Stored records:
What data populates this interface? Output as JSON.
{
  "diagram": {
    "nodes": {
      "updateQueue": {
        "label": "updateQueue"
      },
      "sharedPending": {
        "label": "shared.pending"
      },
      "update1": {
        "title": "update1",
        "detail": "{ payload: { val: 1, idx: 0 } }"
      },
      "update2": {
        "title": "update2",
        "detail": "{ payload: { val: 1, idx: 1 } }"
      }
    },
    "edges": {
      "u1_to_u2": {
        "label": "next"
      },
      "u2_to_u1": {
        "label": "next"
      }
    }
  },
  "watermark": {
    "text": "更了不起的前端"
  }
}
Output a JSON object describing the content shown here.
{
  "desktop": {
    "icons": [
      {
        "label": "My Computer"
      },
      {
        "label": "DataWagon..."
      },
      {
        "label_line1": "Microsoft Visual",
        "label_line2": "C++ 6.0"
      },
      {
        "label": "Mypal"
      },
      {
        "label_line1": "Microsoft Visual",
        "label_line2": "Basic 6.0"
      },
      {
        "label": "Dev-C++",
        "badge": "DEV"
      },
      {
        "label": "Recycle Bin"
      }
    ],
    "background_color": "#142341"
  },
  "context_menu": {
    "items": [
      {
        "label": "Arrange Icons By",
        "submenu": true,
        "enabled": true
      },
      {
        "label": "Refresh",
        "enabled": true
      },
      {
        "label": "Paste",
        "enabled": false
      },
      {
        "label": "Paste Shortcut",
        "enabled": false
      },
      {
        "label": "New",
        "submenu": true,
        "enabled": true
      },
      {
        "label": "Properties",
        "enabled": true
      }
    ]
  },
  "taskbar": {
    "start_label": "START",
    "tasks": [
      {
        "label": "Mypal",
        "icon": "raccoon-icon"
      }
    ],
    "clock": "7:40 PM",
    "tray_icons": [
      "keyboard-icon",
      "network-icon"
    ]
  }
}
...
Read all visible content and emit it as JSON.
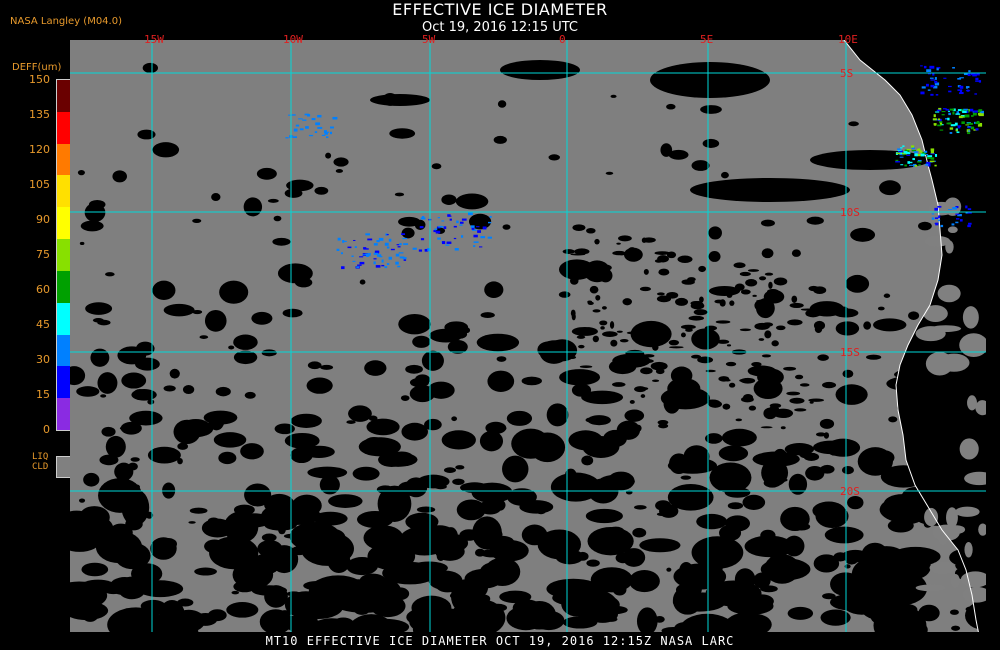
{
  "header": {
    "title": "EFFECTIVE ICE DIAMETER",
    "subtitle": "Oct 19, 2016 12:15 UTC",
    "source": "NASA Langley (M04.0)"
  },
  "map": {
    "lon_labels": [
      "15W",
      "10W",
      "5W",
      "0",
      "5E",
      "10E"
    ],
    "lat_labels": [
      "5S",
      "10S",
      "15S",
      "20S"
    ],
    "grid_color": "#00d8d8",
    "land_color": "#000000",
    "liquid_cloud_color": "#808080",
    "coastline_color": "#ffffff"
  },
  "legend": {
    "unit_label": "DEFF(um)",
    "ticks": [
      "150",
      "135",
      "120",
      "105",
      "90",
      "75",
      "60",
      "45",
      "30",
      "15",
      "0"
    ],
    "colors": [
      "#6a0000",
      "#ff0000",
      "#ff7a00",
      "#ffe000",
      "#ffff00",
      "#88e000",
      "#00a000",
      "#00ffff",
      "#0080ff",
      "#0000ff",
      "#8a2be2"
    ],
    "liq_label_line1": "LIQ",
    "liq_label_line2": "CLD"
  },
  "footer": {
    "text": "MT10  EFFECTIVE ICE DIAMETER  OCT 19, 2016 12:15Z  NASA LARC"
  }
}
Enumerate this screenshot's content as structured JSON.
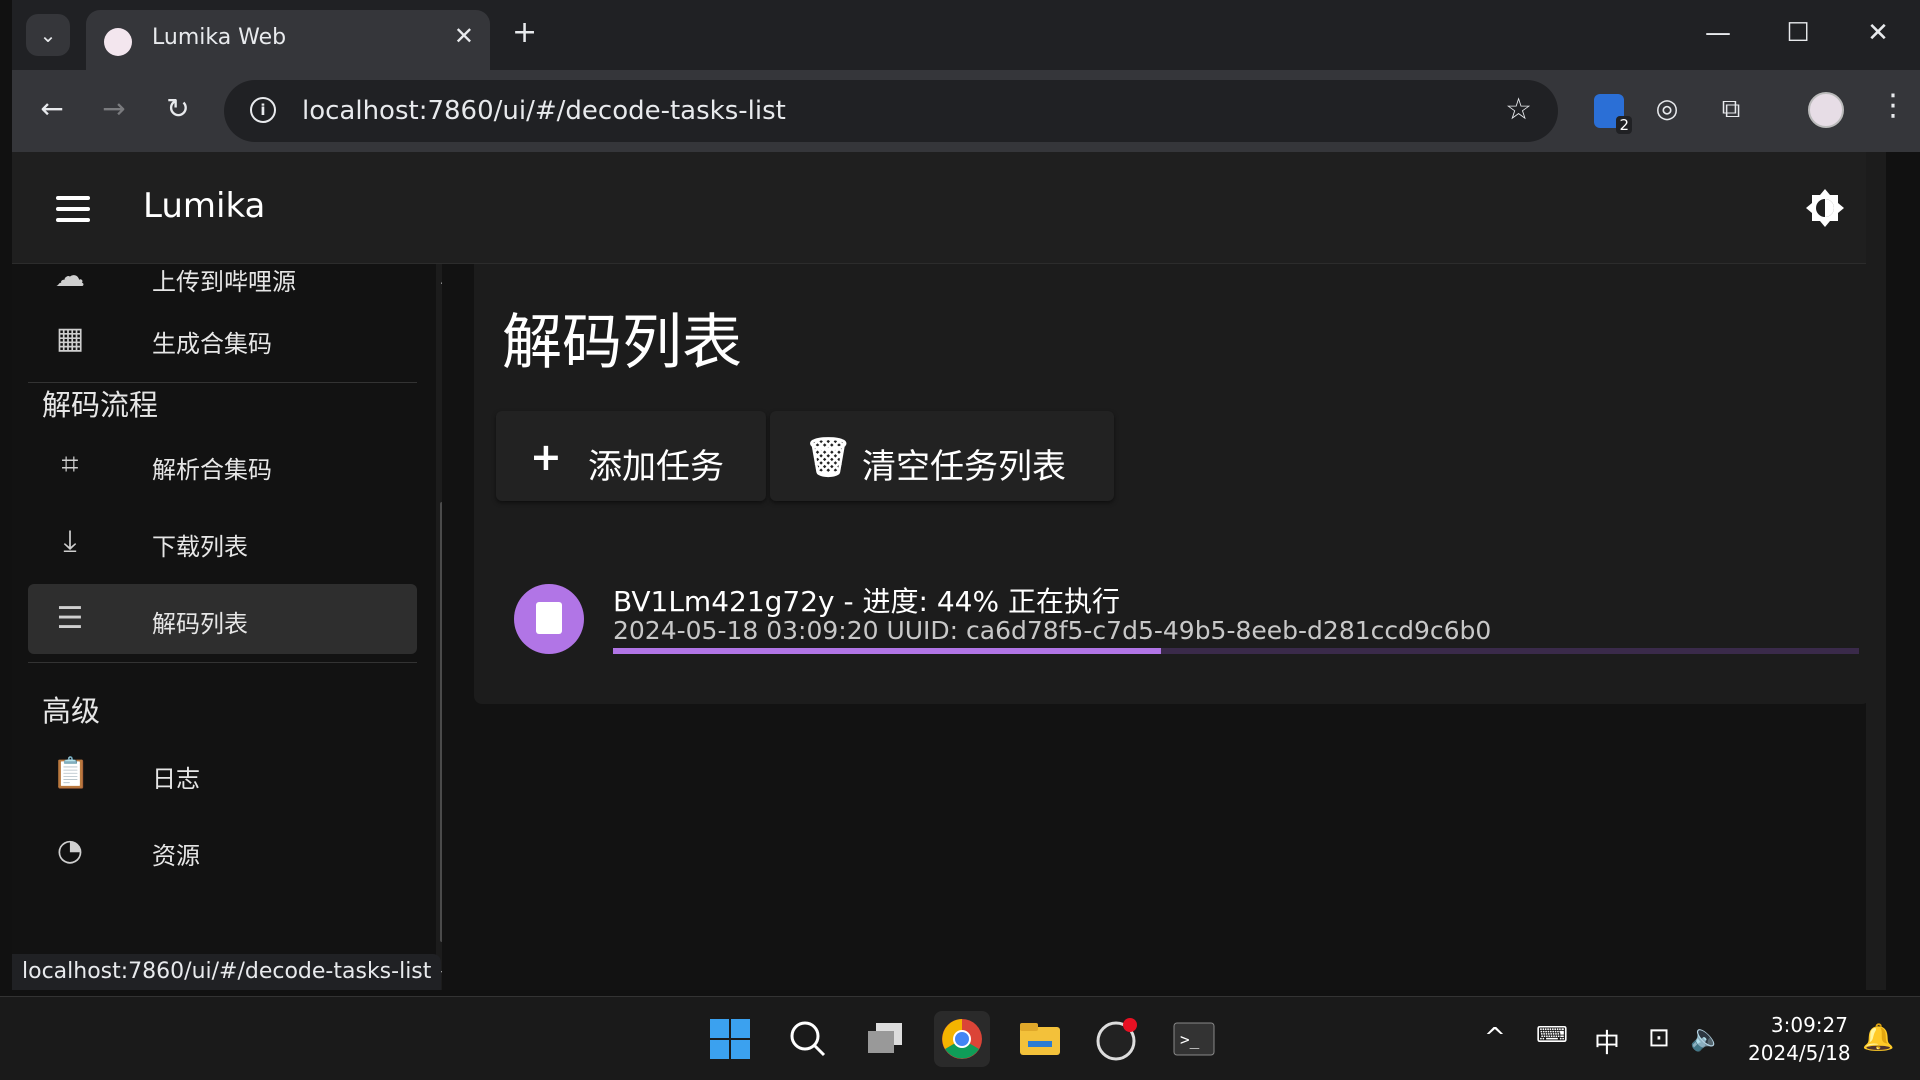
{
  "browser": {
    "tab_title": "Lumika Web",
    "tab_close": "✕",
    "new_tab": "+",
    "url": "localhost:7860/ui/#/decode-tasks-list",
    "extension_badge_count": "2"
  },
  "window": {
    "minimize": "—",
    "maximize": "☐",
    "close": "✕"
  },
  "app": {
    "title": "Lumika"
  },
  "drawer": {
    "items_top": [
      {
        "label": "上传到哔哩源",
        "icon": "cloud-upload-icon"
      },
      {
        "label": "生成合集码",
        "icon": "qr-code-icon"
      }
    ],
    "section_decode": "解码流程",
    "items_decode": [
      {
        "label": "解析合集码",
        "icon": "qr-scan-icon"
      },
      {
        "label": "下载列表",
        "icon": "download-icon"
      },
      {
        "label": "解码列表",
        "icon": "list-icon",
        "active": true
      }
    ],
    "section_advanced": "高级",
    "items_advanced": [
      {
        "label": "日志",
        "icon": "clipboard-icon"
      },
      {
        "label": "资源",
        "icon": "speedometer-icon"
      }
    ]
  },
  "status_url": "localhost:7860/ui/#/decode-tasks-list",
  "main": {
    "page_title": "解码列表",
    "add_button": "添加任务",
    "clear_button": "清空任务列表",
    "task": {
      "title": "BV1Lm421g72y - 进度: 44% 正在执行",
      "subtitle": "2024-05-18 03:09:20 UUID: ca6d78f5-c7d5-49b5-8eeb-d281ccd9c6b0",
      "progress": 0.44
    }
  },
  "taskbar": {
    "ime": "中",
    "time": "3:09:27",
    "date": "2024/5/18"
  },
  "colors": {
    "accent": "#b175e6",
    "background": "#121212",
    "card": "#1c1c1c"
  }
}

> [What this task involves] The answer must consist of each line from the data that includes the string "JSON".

> [Your solution]
What data populates this interface? Output as JSON.
Output a JSON object describing the content shown here.
Read all visible content and emit it as JSON.
Enumerate this screenshot's content as structured JSON.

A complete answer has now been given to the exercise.